Trivia: Erised is desire spell backwards.
Pictures about "Was the mirror Erised "broken" in Fantastic Beasts?"
Does Dumbledore see Grindelwald in the Mirror of Erised?Albus Dumbledore standing in front of the mirror and seeing his former best friend and lover, Gellert Grindelwald In September of 1927, the Defence Against the Dark Arts professor Albus Dumbledore looked into the mirror and saw his former best friend, Gellert Grindelwald, indicating he still has lingering feelings for ...
What does Dumbledore see in the Mirror of Erised in Fantastic Beasts?When looking in the Mirror, Dumbledore first saw his and Grindelwald's younger selves agreeing to a blood oath, followed by an image of Grindelwald in the film's present day. As Dumbledore admitted to Aurors trying to track down the evil wizard, the pair were once even closer than brothers.
Who writes in The mirror in Fantastic Beasts?It was believed that James and Sirius invented the two-way mirror that Aberforth used to communicate with Harry in Deathly Hallows. However, Aberforth had a two-way mirror of his own in Fantastic Beasts 3, through which he and Credence were in correspondence.
Why did Dumbledore see Grindelwald in the Mirror of Erised?Dumbledore sees Grindelwald, both as a young man and the older Dark Wizard, in the Mirror of Erised because he never stopped being in love with him and always hoped they could be together, which is why he was reluctant to fight him for years (he won't face him until 1945).
WHY Dumbledore Sees Grindelwald In the Mirror of Erised - Secrets of Dumbledore
More answers regarding was the mirror Erised "broken" in Fantastic Beasts?
The Mirror of Erised is one of those magical artifacts that seems to have been created in a spirit of fun (whether innocent or malevolent is a matter of opinion), because while it is much more revealing than a normal mirror, it is interesting rather than useful. Only after Professor Dumbledore makes key modifications to the mirror (which has been languishing in the Room of Requirement for a century or so before he brings it out and puts it to work) does it become a superb hiding place, and the final test for the impure of heart.
The mirror’s inscription (‘erised stra ehru oyt ube cafru oyt on wohsi’) must be read backwards to show its true purpose.
J.K. Rowling’s thoughts
Albus Dumbledore’s words of caution to Harry when discussing the Mirror of Erised express my own views. The advice to ‘hold on to your dreams’ is all well and good, but there comes a point when holding on to your dreams becomes unhelpful and even unhealthy. Dumbledore knows that life can pass you by while you are clinging on to a wish that can never be – or ought never to be – fulfilled. Harry’s deepest yearning is for something impossible: the return of his parents. Desperately sad though it is that he has been deprived of his family, Dumbledore knows that to sit gazing on a vision of what he can never have, will only damage Harry. The mirror is bewitching and tantalizing, but it does not necessarily bring happiness.

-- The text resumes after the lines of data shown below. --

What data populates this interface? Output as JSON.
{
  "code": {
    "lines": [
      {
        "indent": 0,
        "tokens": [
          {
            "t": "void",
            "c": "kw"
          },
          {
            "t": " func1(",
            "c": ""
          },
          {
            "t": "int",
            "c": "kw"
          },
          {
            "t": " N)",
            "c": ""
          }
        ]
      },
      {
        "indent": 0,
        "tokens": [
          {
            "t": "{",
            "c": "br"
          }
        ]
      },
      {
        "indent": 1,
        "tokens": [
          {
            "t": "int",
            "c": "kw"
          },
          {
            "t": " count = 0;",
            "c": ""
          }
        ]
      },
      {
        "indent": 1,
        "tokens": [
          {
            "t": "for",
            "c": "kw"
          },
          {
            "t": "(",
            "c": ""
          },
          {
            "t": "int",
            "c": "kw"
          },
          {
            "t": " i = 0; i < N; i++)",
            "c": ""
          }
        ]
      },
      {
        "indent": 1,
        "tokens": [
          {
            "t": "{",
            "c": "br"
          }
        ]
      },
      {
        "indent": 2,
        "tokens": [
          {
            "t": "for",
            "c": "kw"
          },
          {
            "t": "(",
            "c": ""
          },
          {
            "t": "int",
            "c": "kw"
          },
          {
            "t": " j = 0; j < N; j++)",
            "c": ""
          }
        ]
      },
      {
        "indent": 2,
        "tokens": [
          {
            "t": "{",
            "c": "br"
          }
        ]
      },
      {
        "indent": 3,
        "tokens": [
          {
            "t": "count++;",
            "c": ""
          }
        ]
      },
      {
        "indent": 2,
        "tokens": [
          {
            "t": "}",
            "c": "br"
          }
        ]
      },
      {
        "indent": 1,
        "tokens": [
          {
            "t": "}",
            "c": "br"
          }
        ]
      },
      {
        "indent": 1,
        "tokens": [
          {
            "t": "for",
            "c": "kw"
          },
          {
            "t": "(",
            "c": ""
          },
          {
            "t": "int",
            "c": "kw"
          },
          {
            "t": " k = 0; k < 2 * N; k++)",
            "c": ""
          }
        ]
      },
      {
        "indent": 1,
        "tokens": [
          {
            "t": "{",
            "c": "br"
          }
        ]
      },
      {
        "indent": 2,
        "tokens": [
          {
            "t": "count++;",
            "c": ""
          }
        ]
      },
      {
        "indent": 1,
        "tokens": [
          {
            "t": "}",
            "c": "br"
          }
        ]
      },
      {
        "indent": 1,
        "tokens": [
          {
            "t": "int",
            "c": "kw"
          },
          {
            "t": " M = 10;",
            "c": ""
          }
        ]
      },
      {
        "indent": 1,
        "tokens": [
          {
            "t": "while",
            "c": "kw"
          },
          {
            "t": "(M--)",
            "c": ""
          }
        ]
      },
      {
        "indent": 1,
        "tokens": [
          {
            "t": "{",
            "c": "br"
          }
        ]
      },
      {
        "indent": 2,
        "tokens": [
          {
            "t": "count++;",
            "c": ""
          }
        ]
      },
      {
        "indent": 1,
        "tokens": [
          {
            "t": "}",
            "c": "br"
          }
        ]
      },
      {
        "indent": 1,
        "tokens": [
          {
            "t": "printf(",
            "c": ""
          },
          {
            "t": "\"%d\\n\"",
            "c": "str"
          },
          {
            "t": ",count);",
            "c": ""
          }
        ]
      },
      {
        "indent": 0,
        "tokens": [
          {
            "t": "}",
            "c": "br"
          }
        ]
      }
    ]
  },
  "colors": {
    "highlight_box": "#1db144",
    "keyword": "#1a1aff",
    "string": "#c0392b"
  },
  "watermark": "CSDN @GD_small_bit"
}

From what I can make of these passages, it seems that Albus made some modifications, before "bringing it out" of the room of requirement nearly a century ago. Harry Potter takes mostly takes place in the 1990's. An exact century before would be in the 1890's, but since it doesn't have to be exact and/or because perhaps the timeline of the Fantastic Beast films will be slightly altered, we can suppose that he may have modified the mirror either earlier than shown in the film or he may have yet to...
"It shows nothing more or less than the deepest desire of our hearts." - Albus Dumbledore
With that being said, nowhere is it stated that the mirror will not show you the past, as there could easily be something from the past that someone may desperately desire, which is what the mirror shows it's viewer.